:: WHAT TO WORK ON ::
Go line by line through the entries and show those that hold the string "rolls".

*** DATA FOR REVIEW ***

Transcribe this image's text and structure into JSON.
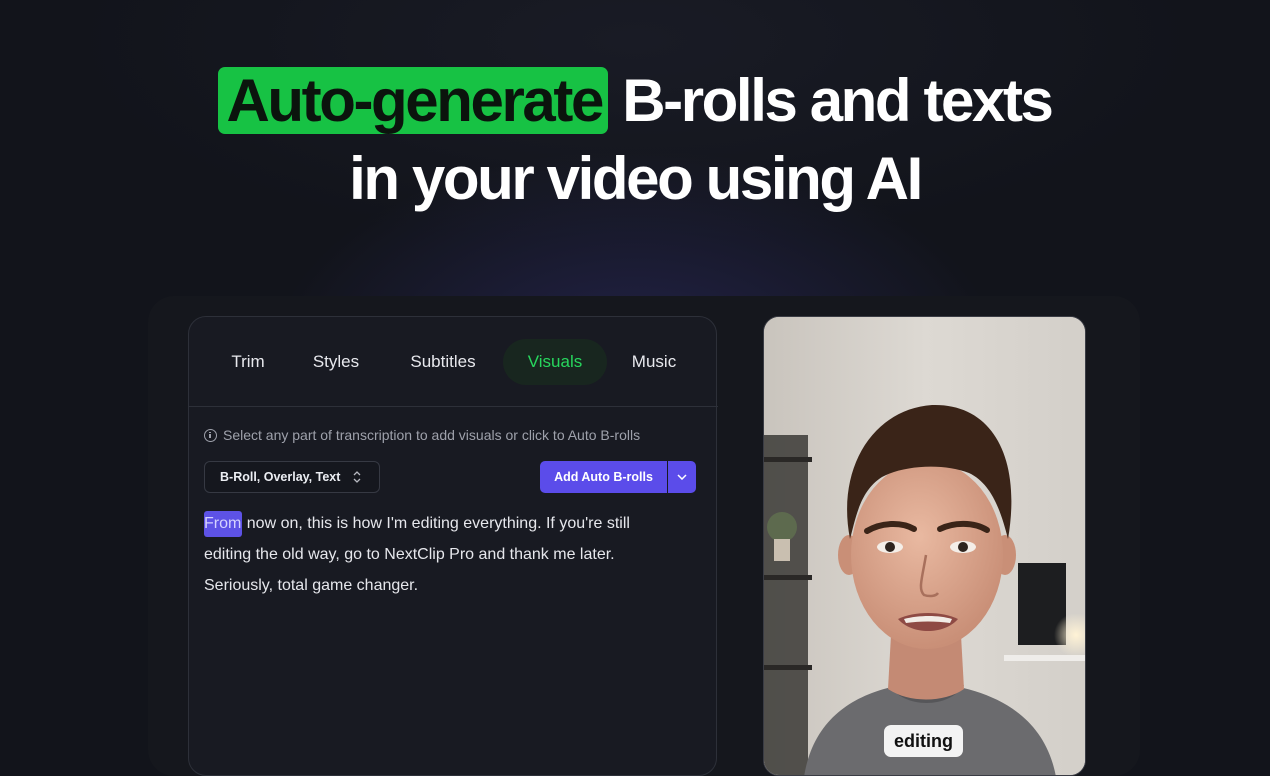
{
  "headline": {
    "highlight": "Auto-generate",
    "line1_rest": " B-rolls and texts",
    "line2": "in your video using AI"
  },
  "tabs": [
    {
      "label": "Trim",
      "active": false
    },
    {
      "label": "Styles",
      "active": false
    },
    {
      "label": "Subtitles",
      "active": false
    },
    {
      "label": "Visuals",
      "active": true
    },
    {
      "label": "Music",
      "active": false
    }
  ],
  "info_text": "Select any part of transcription to add visuals or click to Auto B-rolls",
  "type_select": {
    "value": "B-Roll, Overlay, Text"
  },
  "add_button": {
    "label": "Add Auto B-rolls"
  },
  "transcript": {
    "highlighted_word": "From",
    "text": " now on, this is how I'm editing everything. If you're still editing the old way, go to NextClip Pro and thank me later. Seriously, total game changer."
  },
  "preview": {
    "caption": "editing"
  },
  "colors": {
    "accent_green": "#17c244",
    "tab_active_text": "#27d65d",
    "primary_button": "#5b4cea",
    "background": "#12141b"
  },
  "icons": [
    "info-icon",
    "chevron-up-down-icon",
    "chevron-down-icon"
  ]
}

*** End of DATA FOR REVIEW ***

:: RESULT FOR THIS EXERCISE ::
    "line1_rest": " B-rolls and texts",
  "info_text": "Select any part of transcription to add visuals or click to Auto B-rolls",
    "label": "Add Auto B-rolls"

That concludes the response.